Now, with all that said, there is a future battle of digital (copy)rights that I find far more interesting than the present battle, net.artists or otherwise. Anyone who’s listened to me rant before should see this one coming. After music, after cinema, we will most definitely have the next battle of DRM on the doorsteps of electronic gaming, as well as in other (future) forms of expression that will require algorithmic means not only for their dissemination, but for engagement with the work itself.

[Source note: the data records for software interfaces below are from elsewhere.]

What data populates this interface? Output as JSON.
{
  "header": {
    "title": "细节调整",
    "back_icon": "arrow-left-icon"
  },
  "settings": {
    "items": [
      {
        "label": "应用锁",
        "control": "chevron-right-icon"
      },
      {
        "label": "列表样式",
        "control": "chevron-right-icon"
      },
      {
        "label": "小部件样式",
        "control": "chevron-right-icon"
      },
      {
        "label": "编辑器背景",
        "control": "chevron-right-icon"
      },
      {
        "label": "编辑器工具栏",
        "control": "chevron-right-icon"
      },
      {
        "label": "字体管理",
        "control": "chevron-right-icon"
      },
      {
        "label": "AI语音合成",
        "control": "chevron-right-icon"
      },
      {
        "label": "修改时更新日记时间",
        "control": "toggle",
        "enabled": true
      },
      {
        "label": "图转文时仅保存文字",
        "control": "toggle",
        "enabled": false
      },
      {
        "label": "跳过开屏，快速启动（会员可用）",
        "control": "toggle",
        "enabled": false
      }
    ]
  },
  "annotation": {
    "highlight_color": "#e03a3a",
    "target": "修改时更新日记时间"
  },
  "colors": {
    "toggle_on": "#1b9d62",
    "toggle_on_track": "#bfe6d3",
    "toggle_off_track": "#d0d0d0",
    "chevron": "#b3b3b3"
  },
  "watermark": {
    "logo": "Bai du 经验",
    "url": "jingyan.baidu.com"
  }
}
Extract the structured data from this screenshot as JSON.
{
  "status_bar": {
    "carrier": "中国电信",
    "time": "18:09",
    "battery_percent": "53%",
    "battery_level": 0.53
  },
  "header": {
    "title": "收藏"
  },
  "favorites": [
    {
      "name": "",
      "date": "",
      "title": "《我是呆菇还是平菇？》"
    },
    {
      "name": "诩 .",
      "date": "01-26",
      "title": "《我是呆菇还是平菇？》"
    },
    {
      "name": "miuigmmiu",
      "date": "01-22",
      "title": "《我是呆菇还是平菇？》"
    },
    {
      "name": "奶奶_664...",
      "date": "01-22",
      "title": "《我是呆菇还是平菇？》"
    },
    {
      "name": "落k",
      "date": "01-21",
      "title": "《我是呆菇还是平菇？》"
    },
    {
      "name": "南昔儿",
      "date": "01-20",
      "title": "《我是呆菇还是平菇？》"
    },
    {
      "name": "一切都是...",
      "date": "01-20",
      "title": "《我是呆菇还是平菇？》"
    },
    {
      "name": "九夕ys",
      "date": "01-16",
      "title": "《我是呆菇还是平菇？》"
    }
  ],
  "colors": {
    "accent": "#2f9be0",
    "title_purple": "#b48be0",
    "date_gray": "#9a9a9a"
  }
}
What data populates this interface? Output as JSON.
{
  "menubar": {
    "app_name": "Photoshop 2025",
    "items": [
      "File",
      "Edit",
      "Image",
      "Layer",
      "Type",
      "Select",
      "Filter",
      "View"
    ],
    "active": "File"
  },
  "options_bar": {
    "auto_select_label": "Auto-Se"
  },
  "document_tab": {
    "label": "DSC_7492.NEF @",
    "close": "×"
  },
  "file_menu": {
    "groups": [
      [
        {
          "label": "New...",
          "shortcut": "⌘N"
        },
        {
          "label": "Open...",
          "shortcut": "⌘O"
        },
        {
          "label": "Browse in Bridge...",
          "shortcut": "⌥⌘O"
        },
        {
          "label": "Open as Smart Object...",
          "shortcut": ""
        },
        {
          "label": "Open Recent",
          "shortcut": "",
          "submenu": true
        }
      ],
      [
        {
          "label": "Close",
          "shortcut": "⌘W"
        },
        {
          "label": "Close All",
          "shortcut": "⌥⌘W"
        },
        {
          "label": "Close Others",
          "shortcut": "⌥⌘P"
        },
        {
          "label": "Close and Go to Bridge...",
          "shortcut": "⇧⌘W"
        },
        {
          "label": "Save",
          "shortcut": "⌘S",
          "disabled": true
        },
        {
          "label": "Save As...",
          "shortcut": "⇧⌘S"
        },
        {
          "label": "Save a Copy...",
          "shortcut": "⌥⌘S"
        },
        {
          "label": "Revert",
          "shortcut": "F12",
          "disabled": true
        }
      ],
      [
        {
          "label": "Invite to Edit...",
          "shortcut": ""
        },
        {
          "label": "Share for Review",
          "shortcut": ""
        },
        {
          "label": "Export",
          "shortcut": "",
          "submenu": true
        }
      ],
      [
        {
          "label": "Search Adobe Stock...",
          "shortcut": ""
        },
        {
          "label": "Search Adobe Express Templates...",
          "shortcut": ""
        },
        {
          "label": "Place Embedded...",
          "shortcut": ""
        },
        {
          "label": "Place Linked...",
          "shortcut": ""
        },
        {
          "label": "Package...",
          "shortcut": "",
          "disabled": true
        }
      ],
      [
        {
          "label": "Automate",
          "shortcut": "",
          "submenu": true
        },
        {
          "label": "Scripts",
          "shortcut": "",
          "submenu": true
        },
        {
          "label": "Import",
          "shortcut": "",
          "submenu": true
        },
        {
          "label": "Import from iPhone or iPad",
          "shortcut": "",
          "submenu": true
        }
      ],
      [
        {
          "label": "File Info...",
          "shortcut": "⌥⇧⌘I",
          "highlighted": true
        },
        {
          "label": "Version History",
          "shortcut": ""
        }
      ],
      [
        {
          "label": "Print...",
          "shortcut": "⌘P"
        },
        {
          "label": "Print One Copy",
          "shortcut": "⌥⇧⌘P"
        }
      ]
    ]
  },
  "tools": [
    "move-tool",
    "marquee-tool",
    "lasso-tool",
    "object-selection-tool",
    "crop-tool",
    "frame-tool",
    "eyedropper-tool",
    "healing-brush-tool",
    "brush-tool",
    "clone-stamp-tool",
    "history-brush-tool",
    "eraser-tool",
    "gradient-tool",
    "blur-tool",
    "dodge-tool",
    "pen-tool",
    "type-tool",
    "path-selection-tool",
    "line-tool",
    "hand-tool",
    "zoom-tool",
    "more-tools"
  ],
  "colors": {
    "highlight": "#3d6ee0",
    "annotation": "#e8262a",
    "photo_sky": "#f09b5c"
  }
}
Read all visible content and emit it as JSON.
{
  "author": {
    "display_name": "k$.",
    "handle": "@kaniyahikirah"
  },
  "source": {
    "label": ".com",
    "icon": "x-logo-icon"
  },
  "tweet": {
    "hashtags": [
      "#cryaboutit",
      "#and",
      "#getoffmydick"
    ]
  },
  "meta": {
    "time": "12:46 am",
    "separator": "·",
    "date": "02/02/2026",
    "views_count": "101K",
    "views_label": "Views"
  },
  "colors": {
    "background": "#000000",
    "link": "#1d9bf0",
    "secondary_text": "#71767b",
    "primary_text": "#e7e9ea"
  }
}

A lot of this still has to do with the means. Music was the first to give in, because the files were so easy to distribute. Now cinema is in sights, with Blue Ray merely slowing down its inevitable transformation into something else (who knows?). But gaming has survived still to this day with an amazingly archaic distribution model (little pieces of plastic discs, distributed in bulk) which even as it moves to an all electronic distribution (Xbox Live Arcade, Playstation Network, Wiiware, iPhone App Store) will nevertheless survive far beyond this shift for one simple reason: platform incompatibility and the failure (for now) of the open-source movement to create a common standard (the equivalence of 24-frames-per-second) for algorithmically constructed audiovisual forms. Gaming is software, but it sure still feels like hardware. Platform wars, just like the Mac vs. PC wars, have so far made it difficult to abstract the content from its material conditions. Think of how Microsoft leverages Word, or ties Internet Explorer to Windows. This is software, but you’d never know it by the way its used in the real-world. Emulators of classic gaming platforms have given us somewhat of a glimpse of what a future beyond this pseudo-material tie-in world might look like, but not so the current emerging patch of games which are currently pushing the new platforms to their material limits, and perfectly in tune with the console cycles. The irony is this is an artistic medium profoundly appropriate to the new distribution means. So it will be very interesting to see how this evolves, not only in terms of pure distribution, but how new network forms modify the very nature of what is considered (playing) a game.

To move this argument back now to politics: this would seem an obvious battleground for the defense of new complex economics in the defense of more creative, experimental — i.e. artistically rich — forms of gaming, much as France did for cinéma. It’s a clear win-win for both the politicians, and the “créateurs”. But so far, France, and Europe for that matter, has yet to step up to the plate, despite the occasional political declaration that France will offer the gaming industry similar advantages and protections offered the cinéma industry — as soon, of course, as it figures out what the hell “artistic merit” means in the case of gaming. And there’s the rub, for politically, even critically, no one of any credibility has yet to define what an — ok, let’s go for it — “auteur” form of gaming might represent. And that’s actually a good thing (for the moment), because in the last round of debates on this issue, industry hacks were trying to appropriate the debate, arguing in favor of the “artistic merit” of racing simulators — i.e. because the cars were designed so “artistically” (= they’re damn pretty, right?). Even Miyamoto, who many here consider a genius, is still not the auteur-gaming Europeans would expect from the term. So there’s a lot of good cultural push-back from the cultural sector on this issue. But there are obvious examples out there — the whole Independant Gaming movement is a clear place to start —, only so far no one with any political credibility has stepped up to the plate, and I suspect that the gaming industry will be the last to pitch in on the effort, given that they currently run their production houses quite comfortably as if they were (merely) an industry, and the “product” were (merely) entertainment. But it’s also part of their cultural disconnect, why they are culturally irrelevant, and why Nintendo will continue to eat their lunch.